● What needs to be done: The entries are to be repeated verbatim, with nothing left out.

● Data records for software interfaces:
--- START ---

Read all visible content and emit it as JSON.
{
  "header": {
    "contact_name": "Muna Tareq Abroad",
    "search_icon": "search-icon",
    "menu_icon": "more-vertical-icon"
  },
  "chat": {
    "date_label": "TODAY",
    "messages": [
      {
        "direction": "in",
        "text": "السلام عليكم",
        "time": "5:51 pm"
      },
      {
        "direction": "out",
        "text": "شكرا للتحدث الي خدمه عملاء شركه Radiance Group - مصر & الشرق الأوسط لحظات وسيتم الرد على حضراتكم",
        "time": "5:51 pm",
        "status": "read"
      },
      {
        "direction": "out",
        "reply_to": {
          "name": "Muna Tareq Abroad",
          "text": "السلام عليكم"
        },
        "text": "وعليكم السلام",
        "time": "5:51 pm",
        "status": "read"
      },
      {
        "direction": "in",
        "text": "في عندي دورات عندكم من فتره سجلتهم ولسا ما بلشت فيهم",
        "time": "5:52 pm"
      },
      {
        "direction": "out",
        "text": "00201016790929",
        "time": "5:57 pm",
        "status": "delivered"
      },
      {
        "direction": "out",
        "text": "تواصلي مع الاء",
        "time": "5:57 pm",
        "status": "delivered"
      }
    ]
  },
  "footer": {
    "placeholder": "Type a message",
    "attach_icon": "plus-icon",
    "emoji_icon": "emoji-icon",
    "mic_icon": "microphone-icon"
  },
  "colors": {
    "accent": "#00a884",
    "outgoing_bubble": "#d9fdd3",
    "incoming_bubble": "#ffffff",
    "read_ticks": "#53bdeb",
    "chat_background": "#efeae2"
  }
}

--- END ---

● Response box:
Read all visible content and emit it as JSON.
{
  "header": {
    "contact_name": "Muna Tareq Abroad",
    "search_icon": "search-icon",
    "menu_icon": "more-vertical-icon"
  },
  "chat": {
    "date_label": "TODAY",
    "messages": [
      {
        "direction": "in",
        "text": "السلام عليكم",
        "time": "5:51 pm"
      },
      {
        "direction": "out",
        "text": "شكرا للتحدث الي خدمه عملاء شركه Radiance Group - مصر & الشرق الأوسط لحظات وسيتم الرد على حضراتكم",
        "time": "5:51 pm",
        "status": "read"
      },
      {
        "direction": "out",
        "reply_to": {
          "name": "Muna Tareq Abroad",
          "text": "السلام عليكم"
        },
        "text": "وعليكم السلام",
        "time": "5:51 pm",
        "status": "read"
      },
      {
        "direction": "in",
        "text": "في عندي دورات عندكم من فتره سجلتهم ولسا ما بلشت فيهم",
        "time": "5:52 pm"
      },
      {
        "direction": "out",
        "text": "00201016790929",
        "time": "5:57 pm",
        "status": "delivered"
      },
      {
        "direction": "out",
        "text": "تواصلي مع الاء",
        "time": "5:57 pm",
        "status": "delivered"
      }
    ]
  },
  "footer": {
    "placeholder": "Type a message",
    "attach_icon": "plus-icon",
    "emoji_icon": "emoji-icon",
    "mic_icon": "microphone-icon"
  },
  "colors": {
    "accent": "#00a884",
    "outgoing_bubble": "#d9fdd3",
    "incoming_bubble": "#ffffff",
    "read_ticks": "#53bdeb",
    "chat_background": "#efeae2"
  }
}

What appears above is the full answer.